> **WHAT YOU SHOULD DO**
In the records that follow, find each line with "pages" and pull it out.

Items from an interface collection
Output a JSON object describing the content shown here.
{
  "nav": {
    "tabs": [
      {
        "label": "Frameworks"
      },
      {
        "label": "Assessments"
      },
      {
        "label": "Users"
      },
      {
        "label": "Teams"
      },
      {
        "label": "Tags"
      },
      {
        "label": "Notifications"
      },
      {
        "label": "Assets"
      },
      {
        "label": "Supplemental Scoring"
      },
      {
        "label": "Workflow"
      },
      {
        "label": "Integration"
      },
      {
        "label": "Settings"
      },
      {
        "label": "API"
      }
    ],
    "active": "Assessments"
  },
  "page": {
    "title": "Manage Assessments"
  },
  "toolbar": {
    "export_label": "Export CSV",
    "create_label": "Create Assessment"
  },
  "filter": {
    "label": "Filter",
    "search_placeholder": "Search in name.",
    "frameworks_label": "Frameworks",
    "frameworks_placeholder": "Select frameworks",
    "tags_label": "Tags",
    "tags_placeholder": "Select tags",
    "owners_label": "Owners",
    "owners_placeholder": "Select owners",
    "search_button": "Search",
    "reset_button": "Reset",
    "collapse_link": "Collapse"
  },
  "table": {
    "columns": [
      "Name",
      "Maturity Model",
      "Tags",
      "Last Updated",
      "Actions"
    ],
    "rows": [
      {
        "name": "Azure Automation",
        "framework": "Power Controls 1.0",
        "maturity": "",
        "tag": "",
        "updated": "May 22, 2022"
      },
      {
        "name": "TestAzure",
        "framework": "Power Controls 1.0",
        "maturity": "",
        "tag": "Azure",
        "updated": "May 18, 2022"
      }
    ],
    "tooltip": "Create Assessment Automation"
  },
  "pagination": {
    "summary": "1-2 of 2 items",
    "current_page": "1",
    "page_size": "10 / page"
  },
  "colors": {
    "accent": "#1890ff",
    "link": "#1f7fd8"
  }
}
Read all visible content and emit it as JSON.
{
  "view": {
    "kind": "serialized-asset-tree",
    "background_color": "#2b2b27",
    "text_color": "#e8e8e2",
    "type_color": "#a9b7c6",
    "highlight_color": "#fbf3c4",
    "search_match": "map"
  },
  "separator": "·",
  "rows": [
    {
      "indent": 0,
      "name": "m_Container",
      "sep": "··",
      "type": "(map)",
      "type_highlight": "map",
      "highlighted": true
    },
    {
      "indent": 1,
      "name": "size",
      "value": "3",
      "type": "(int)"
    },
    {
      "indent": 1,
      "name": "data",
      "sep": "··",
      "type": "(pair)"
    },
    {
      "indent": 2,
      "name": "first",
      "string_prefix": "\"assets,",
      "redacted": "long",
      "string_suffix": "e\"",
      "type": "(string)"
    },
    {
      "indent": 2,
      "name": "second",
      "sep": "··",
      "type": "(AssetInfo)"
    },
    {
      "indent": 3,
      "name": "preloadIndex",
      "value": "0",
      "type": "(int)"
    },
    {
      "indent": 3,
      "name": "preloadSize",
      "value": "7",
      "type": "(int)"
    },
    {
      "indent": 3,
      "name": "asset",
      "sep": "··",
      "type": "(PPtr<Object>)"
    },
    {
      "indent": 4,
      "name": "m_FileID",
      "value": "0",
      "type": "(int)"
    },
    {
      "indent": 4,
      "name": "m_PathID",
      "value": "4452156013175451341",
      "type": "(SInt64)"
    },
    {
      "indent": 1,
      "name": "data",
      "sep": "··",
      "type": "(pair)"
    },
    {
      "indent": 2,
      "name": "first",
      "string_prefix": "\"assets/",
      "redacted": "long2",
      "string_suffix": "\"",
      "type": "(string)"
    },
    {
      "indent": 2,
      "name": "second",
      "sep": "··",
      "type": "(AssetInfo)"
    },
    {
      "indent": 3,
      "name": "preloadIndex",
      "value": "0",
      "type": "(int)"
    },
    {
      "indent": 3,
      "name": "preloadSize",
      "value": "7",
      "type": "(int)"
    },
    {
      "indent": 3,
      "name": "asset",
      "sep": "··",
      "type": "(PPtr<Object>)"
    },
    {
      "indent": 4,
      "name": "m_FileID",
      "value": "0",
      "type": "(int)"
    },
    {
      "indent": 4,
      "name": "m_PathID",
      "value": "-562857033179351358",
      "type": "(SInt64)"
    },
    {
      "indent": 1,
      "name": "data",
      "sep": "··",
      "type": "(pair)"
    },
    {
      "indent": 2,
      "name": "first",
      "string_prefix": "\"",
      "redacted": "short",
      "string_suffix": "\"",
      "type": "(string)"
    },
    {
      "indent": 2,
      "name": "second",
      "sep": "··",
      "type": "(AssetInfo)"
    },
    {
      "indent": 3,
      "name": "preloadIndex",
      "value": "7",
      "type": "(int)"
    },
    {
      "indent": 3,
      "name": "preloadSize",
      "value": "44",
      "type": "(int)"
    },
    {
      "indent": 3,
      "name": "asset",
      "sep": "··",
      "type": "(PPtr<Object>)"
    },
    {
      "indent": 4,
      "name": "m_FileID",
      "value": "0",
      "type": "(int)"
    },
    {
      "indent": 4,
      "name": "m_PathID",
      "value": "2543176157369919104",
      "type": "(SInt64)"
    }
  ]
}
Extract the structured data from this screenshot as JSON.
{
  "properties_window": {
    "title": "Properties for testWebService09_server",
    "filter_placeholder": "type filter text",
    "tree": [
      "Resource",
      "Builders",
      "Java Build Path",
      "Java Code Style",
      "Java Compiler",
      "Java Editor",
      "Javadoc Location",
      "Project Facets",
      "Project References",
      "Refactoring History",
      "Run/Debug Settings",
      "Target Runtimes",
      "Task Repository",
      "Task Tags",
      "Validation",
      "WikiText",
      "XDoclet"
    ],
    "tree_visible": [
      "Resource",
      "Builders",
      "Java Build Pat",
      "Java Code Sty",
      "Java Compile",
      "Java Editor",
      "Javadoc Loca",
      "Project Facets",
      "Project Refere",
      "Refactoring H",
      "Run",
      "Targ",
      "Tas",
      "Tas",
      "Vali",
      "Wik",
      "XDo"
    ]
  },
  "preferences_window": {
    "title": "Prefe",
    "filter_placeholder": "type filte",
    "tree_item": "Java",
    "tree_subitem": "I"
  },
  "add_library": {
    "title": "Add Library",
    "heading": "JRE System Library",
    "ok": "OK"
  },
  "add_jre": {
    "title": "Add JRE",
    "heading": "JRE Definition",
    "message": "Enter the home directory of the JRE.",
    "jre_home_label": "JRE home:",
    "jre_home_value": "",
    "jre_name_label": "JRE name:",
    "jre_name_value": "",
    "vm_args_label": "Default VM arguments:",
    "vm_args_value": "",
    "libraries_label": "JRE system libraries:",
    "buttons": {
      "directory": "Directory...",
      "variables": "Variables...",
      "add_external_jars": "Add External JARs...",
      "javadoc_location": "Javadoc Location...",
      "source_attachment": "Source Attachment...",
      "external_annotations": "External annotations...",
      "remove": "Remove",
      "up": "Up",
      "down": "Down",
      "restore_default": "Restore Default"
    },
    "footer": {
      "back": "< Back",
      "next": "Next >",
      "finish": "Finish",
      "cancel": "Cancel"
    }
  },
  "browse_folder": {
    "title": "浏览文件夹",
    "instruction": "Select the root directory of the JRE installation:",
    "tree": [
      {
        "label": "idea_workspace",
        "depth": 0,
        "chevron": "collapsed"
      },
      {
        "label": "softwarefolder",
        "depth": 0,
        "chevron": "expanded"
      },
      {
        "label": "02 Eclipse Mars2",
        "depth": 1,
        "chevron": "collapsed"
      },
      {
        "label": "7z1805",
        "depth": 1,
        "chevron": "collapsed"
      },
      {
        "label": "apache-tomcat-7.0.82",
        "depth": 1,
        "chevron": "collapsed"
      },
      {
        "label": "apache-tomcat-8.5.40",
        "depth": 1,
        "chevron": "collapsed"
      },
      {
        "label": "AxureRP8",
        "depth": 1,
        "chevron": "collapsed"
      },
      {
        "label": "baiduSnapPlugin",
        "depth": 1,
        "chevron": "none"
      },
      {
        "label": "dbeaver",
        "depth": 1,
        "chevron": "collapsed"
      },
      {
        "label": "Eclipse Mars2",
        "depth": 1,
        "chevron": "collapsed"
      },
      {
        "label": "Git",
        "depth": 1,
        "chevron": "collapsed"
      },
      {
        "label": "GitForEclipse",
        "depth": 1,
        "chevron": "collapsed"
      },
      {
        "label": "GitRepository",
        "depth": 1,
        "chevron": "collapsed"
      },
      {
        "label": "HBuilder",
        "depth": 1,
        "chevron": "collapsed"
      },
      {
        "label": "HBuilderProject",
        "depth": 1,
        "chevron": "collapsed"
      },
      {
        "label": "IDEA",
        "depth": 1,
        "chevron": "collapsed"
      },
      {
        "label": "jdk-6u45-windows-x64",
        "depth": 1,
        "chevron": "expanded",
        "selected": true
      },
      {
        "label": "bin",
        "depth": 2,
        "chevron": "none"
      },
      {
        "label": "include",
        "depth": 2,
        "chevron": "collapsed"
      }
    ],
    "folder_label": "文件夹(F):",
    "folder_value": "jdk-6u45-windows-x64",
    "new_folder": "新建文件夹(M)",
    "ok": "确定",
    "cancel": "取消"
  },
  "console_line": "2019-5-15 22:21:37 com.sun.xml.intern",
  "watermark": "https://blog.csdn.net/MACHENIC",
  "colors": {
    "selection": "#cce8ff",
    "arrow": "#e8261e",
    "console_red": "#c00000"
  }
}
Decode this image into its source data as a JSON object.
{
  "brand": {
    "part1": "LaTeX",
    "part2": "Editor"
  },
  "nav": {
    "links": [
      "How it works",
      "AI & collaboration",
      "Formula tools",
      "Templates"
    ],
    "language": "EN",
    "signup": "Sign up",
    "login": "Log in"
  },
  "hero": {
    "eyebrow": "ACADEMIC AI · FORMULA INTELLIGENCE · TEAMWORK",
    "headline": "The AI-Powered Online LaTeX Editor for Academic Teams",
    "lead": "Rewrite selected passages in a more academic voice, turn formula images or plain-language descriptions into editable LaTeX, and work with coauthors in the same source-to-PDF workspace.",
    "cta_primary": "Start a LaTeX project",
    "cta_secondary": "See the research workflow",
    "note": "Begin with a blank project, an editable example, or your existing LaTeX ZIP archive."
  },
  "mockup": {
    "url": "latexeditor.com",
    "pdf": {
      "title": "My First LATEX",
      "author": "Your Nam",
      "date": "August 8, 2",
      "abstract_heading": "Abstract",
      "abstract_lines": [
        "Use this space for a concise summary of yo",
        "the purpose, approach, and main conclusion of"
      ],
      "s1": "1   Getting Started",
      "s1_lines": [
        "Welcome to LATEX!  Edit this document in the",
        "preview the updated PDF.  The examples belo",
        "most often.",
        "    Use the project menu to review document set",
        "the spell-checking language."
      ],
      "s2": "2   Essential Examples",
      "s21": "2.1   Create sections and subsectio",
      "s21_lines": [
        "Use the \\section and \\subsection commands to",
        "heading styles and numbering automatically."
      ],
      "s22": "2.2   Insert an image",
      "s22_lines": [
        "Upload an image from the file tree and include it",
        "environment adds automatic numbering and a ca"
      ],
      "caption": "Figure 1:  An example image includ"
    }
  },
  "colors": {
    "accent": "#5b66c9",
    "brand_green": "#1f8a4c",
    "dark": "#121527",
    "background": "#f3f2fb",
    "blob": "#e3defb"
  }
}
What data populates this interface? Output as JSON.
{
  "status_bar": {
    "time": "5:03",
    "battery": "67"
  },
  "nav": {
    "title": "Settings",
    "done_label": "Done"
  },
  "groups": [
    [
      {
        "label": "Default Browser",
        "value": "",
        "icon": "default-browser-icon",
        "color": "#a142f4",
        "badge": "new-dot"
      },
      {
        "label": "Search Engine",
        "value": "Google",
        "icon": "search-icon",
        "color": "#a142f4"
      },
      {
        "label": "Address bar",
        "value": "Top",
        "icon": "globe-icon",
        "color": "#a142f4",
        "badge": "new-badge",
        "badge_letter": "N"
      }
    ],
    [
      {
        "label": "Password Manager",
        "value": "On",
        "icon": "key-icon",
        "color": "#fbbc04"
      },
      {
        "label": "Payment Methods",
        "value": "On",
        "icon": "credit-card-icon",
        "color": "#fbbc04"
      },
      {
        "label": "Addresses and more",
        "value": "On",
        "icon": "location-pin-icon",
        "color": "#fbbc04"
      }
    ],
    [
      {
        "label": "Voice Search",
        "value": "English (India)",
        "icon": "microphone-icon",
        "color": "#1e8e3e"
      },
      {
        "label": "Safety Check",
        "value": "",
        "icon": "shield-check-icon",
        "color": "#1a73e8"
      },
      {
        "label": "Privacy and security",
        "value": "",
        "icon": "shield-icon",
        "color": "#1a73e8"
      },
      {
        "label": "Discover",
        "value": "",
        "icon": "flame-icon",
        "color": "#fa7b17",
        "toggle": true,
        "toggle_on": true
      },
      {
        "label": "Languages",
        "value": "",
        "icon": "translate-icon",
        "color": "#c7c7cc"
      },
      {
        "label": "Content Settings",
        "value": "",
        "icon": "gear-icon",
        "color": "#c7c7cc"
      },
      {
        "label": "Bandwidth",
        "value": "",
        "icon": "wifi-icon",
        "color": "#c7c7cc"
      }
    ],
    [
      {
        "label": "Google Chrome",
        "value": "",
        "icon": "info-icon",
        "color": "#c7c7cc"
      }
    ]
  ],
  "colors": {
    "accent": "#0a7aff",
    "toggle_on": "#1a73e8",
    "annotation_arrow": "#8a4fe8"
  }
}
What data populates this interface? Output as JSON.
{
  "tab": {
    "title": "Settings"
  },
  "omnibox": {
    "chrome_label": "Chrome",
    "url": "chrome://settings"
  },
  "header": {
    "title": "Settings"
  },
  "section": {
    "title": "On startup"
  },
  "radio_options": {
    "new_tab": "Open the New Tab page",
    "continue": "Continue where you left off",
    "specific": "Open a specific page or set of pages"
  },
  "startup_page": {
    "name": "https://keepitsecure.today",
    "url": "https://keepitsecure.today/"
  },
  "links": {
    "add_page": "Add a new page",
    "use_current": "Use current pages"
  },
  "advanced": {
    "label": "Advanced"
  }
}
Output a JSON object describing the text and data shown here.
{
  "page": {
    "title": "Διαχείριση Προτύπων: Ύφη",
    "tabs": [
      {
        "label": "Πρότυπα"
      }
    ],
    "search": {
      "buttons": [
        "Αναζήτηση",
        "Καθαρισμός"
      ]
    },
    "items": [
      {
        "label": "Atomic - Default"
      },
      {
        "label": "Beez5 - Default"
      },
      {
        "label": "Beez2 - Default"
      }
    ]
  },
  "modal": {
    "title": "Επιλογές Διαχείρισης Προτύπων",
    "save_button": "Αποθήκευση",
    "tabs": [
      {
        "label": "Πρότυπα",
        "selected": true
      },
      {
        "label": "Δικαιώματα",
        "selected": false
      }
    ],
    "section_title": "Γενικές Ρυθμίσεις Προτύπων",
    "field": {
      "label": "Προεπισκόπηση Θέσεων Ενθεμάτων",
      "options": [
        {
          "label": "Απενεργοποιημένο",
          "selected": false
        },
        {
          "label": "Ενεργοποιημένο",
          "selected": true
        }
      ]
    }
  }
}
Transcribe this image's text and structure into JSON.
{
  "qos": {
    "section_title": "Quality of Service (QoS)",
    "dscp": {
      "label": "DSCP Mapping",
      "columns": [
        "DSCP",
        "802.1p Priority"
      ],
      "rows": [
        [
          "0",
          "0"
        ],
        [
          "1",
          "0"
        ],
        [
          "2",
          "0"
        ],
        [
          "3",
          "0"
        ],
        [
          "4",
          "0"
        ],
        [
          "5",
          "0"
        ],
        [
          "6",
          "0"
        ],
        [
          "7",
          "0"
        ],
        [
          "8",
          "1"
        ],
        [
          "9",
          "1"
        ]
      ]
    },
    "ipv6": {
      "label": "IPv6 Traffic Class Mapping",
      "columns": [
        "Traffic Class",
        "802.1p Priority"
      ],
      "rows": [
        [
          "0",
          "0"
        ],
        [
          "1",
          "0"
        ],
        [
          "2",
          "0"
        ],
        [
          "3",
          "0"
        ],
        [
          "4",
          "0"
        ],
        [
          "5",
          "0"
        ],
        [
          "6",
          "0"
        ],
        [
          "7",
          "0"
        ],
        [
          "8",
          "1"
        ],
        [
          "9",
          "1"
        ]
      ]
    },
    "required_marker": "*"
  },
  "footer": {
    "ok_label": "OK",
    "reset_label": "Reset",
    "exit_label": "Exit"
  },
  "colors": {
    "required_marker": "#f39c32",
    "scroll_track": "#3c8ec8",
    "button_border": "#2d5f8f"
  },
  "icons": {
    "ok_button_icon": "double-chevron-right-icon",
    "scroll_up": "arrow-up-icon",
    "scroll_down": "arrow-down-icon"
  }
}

> **SOLUTION TO THE PROBLEM**
    "specific": "Open a specific page or set of pages"
    "use_current": "Use current pages"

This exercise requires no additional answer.